In November 2012, a salvage excavation was conducted south of Nahal Yarmut (Permit No. A-6625; map ref. 199069/623880; Fig. 1), prior to the paving of a road to Ramat Bet Shemesh C. The excavation, undertaken on behalf of the Israel Antiquities Authority and financed by the Ministry of Construction and Housing, was directed by R. Greenwald, with the assistance of N. Nahama (administration), A. Hajian and M. Kunin (surveying and drafting), A. Peretz (photography) and N. Zak (plans). Before the start of the excavation Y. Stad and S. גונדלר inspected the site and prepared it for excavation.
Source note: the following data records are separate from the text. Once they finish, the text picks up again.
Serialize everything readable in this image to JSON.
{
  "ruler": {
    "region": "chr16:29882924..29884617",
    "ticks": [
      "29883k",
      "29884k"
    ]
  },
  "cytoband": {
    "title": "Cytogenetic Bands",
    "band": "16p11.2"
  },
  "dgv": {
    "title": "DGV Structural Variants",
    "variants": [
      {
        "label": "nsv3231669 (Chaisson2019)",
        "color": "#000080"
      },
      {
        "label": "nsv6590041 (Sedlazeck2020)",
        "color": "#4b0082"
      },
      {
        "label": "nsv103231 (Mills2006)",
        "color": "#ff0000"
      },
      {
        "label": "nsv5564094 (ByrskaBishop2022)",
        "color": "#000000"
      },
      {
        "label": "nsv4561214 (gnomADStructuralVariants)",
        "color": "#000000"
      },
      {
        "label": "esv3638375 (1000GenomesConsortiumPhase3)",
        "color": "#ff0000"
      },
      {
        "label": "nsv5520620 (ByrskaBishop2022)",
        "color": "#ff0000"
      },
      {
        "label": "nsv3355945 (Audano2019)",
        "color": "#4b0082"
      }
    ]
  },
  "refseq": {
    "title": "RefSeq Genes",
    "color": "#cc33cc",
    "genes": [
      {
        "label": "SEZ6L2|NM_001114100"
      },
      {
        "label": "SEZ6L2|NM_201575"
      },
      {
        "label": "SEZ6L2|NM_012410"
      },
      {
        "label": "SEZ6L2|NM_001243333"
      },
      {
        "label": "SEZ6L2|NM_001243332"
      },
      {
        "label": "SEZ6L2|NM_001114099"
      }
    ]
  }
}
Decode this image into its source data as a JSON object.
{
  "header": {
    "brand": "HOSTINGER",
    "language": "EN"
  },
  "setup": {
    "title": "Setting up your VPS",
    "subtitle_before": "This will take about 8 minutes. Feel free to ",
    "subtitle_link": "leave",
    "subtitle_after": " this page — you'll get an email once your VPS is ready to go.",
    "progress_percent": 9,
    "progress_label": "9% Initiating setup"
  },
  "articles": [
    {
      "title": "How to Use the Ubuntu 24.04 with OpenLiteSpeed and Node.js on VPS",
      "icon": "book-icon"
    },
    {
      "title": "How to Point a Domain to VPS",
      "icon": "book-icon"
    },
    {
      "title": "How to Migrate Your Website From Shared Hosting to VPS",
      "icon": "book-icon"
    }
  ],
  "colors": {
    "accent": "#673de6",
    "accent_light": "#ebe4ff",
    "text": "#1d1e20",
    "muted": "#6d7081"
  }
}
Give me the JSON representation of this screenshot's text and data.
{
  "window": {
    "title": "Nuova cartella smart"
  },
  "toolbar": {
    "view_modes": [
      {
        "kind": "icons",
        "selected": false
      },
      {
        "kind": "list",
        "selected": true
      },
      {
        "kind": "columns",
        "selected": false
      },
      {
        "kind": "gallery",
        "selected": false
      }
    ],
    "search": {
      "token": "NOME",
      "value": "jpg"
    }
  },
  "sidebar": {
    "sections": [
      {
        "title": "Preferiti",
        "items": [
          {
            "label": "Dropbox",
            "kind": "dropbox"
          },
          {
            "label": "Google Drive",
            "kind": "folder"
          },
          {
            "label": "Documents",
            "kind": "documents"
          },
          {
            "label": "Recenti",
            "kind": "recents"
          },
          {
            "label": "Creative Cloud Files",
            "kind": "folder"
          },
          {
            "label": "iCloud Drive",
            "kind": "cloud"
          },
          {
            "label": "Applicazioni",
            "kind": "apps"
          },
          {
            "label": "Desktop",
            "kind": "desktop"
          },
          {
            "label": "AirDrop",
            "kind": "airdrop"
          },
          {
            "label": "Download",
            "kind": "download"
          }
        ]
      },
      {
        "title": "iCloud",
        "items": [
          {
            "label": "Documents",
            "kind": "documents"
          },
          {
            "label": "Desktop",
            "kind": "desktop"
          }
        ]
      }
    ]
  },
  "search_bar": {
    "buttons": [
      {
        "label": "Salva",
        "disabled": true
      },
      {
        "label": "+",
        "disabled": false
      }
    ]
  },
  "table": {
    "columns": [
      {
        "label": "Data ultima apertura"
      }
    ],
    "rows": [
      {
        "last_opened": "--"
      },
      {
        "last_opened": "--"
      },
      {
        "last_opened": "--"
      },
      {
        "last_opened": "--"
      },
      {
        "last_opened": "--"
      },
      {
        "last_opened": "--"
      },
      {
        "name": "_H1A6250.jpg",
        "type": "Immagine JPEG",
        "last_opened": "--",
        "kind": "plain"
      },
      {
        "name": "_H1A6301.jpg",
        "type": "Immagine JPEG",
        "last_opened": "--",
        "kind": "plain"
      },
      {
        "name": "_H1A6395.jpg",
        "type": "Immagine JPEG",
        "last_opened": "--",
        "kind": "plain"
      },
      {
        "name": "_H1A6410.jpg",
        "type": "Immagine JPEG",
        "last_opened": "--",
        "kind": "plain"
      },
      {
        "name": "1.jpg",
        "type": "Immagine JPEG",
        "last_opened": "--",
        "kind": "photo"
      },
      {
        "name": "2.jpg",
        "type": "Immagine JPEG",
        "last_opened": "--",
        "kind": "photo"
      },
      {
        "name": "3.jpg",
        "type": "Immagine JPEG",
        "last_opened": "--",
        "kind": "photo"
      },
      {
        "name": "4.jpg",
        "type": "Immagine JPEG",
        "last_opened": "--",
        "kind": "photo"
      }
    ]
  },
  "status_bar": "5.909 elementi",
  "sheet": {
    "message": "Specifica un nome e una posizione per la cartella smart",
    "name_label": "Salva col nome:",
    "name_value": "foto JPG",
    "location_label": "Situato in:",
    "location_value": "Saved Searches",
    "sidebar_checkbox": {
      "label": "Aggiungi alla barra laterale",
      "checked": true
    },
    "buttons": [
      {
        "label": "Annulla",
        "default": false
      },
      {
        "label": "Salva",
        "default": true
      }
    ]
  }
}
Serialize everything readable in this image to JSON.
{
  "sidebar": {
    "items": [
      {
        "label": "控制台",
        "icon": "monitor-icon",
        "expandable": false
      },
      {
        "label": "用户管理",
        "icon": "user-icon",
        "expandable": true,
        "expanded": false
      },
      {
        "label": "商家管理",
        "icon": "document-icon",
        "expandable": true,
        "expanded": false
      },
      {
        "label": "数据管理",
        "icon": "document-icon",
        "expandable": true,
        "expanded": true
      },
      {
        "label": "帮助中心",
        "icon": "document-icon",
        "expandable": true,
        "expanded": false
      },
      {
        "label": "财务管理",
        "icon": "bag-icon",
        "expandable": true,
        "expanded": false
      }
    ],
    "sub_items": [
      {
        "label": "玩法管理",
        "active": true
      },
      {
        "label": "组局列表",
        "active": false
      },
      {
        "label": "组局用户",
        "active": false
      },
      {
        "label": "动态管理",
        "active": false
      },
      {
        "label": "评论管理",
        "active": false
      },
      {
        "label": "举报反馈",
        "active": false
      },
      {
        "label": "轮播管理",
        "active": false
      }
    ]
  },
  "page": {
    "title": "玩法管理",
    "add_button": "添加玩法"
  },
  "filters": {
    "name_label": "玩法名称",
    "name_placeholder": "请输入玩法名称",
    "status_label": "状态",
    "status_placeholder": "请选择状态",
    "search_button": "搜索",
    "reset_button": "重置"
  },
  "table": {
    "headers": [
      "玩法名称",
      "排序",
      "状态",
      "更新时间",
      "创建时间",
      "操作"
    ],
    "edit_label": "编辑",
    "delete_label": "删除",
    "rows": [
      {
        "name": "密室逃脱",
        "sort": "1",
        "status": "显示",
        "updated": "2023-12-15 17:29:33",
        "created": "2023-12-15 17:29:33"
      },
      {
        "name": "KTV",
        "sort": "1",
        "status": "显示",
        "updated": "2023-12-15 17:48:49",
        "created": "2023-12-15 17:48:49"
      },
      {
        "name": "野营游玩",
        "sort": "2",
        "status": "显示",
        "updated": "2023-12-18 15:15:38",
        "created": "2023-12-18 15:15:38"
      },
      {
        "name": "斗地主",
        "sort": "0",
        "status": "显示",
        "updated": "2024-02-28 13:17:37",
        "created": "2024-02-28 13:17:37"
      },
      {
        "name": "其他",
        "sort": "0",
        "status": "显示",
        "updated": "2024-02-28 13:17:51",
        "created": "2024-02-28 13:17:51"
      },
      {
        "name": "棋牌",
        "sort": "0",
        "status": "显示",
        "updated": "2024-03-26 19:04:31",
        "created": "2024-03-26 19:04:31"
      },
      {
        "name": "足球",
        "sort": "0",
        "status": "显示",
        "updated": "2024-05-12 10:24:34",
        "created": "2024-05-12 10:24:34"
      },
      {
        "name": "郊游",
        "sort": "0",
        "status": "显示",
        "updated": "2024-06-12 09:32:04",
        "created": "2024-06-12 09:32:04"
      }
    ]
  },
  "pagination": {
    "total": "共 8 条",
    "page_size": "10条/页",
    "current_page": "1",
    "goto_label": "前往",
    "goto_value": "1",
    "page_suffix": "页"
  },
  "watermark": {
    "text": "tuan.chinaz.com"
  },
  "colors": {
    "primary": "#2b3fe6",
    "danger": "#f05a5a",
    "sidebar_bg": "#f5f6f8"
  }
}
Area A. The bodeda (L100; Figs. 3, 4) was hewn in a bedrock outcrop and included a crushing basin (diam. 0.7 m, depth 0.1 m) and a circular collecting vat (diam. 0.3 m, depth 0.25 m) connected by a short, shallow channel. There are many rock-cut bodedot intended for agricultural use in the region.
Area B. The rock-hewn winepress (Fig. 5) consisted of a shallow, square treading floor (L102; 3 × 3 m) and a collecting vat (L104; 1.4 × 1.6 m, depth 1.4 m; Fig. 6) linked by two short channels. The eastern wall of the treading floor was not preserved. A niche (0.10 × 0.25 m, height 0.2 m; Fig. 7) was hewn in the western wall of the collecting vat. In a later phase, a bell-shaped pit (L113; 2.4 × 3.0 m, depth 0.9 m) was carelessly quarried into the collecting vat’s floor. A depression (0.5 × 1.0 m, depth 0.35 m; Fig. 8) was cut on the eastern side of the floor of Pit 113.
Area C. The cave’s opening faced northwest (Fig. 9). Two parallel walls (W10, W11; Fig. 10) built on bedrock and oriented in a northeast–southwest direction were exposed near the opening. A fill consisting of soil and small stones was found between the walls. A layer of dark ash containing burnt remains abutted W10 from the west. The cave opening was lower than the elevation of the bedrock surface. Two doorjambs (Fig. 11) flanking a threshold made of dressed stones were set on bedrock in the opening. A recess (Fig. 12) was observed in the upper part of the northeastern doorjamb, and plaster was discovered on the southwestern doorjamb. The side of the threshold stone facing inwards was worn from use (Fig. 13); it thus seems that the cave was not used for burial but rather utilized as a dwelling or for storing wine that was produced in the adjacent winepress. The cave was filled with soil and stones; a probe excavated right in front of the cave revealed three levels (Fig. 14). The upper level included soil, fieldstones and collapsed rock from the ceiling; the middle level included ash; and the bottom level consisted of brown soil.
Billig Y. 2012. Bet Shemesh, Ramat Bet Shemesh. HA-ESI 124
Dagan Y. 2010. The Ramat Bet Shemesh Regional Project: The Gazetteer (IAA Reports 46). Jerusalem.